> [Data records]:
=== Section Start ===

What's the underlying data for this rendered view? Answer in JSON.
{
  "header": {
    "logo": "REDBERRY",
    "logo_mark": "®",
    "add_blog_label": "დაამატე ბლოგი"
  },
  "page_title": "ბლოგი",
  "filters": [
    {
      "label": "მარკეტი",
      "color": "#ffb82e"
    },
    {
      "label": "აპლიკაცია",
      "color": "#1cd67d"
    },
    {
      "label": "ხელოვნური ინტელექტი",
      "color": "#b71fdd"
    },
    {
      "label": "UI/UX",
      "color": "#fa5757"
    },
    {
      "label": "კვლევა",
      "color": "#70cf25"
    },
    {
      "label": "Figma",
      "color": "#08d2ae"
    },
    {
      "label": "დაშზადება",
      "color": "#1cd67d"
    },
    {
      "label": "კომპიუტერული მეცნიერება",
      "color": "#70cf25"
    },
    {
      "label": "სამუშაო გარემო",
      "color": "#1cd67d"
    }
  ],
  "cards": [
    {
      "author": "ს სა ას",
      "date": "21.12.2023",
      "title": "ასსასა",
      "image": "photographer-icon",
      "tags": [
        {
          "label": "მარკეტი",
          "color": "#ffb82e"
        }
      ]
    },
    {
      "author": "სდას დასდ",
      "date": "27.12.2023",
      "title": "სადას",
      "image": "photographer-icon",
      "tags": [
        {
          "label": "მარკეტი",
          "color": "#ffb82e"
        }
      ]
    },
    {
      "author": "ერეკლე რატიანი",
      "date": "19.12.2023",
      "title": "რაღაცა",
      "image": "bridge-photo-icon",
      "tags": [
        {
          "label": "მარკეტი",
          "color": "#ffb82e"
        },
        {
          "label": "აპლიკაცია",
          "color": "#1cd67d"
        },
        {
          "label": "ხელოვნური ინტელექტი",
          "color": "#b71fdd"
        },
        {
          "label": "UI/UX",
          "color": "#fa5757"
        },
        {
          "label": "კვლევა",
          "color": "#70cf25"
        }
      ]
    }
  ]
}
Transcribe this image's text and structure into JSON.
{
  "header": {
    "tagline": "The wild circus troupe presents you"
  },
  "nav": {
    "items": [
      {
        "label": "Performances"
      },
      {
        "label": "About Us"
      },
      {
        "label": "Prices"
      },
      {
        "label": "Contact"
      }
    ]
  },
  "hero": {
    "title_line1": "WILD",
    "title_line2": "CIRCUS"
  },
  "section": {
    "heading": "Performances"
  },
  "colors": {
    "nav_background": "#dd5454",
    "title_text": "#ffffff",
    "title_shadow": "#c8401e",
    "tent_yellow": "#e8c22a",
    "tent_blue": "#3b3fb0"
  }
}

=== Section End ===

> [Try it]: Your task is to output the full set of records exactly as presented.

> [Task output]:
What's the underlying data for this rendered view? Answer in JSON.
{
  "header": {
    "logo": "REDBERRY",
    "logo_mark": "®",
    "add_blog_label": "დაამატე ბლოგი"
  },
  "page_title": "ბლოგი",
  "filters": [
    {
      "label": "მარკეტი",
      "color": "#ffb82e"
    },
    {
      "label": "აპლიკაცია",
      "color": "#1cd67d"
    },
    {
      "label": "ხელოვნური ინტელექტი",
      "color": "#b71fdd"
    },
    {
      "label": "UI/UX",
      "color": "#fa5757"
    },
    {
      "label": "კვლევა",
      "color": "#70cf25"
    },
    {
      "label": "Figma",
      "color": "#08d2ae"
    },
    {
      "label": "დაშზადება",
      "color": "#1cd67d"
    },
    {
      "label": "კომპიუტერული მეცნიერება",
      "color": "#70cf25"
    },
    {
      "label": "სამუშაო გარემო",
      "color": "#1cd67d"
    }
  ],
  "cards": [
    {
      "author": "ს სა ას",
      "date": "21.12.2023",
      "title": "ასსასა",
      "image": "photographer-icon",
      "tags": [
        {
          "label": "მარკეტი",
          "color": "#ffb82e"
        }
      ]
    },
    {
      "author": "სდას დასდ",
      "date": "27.12.2023",
      "title": "სადას",
      "image": "photographer-icon",
      "tags": [
        {
          "label": "მარკეტი",
          "color": "#ffb82e"
        }
      ]
    },
    {
      "author": "ერეკლე რატიანი",
      "date": "19.12.2023",
      "title": "რაღაცა",
      "image": "bridge-photo-icon",
      "tags": [
        {
          "label": "მარკეტი",
          "color": "#ffb82e"
        },
        {
          "label": "აპლიკაცია",
          "color": "#1cd67d"
        },
        {
          "label": "ხელოვნური ინტელექტი",
          "color": "#b71fdd"
        },
        {
          "label": "UI/UX",
          "color": "#fa5757"
        },
        {
          "label": "კვლევა",
          "color": "#70cf25"
        }
      ]
    }
  ]
}
Transcribe this image's text and structure into JSON.
{
  "header": {
    "tagline": "The wild circus troupe presents you"
  },
  "nav": {
    "items": [
      {
        "label": "Performances"
      },
      {
        "label": "About Us"
      },
      {
        "label": "Prices"
      },
      {
        "label": "Contact"
      }
    ]
  },
  "hero": {
    "title_line1": "WILD",
    "title_line2": "CIRCUS"
  },
  "section": {
    "heading": "Performances"
  },
  "colors": {
    "nav_background": "#dd5454",
    "title_text": "#ffffff",
    "title_shadow": "#c8401e",
    "tent_yellow": "#e8c22a",
    "tent_blue": "#3b3fb0"
  }
}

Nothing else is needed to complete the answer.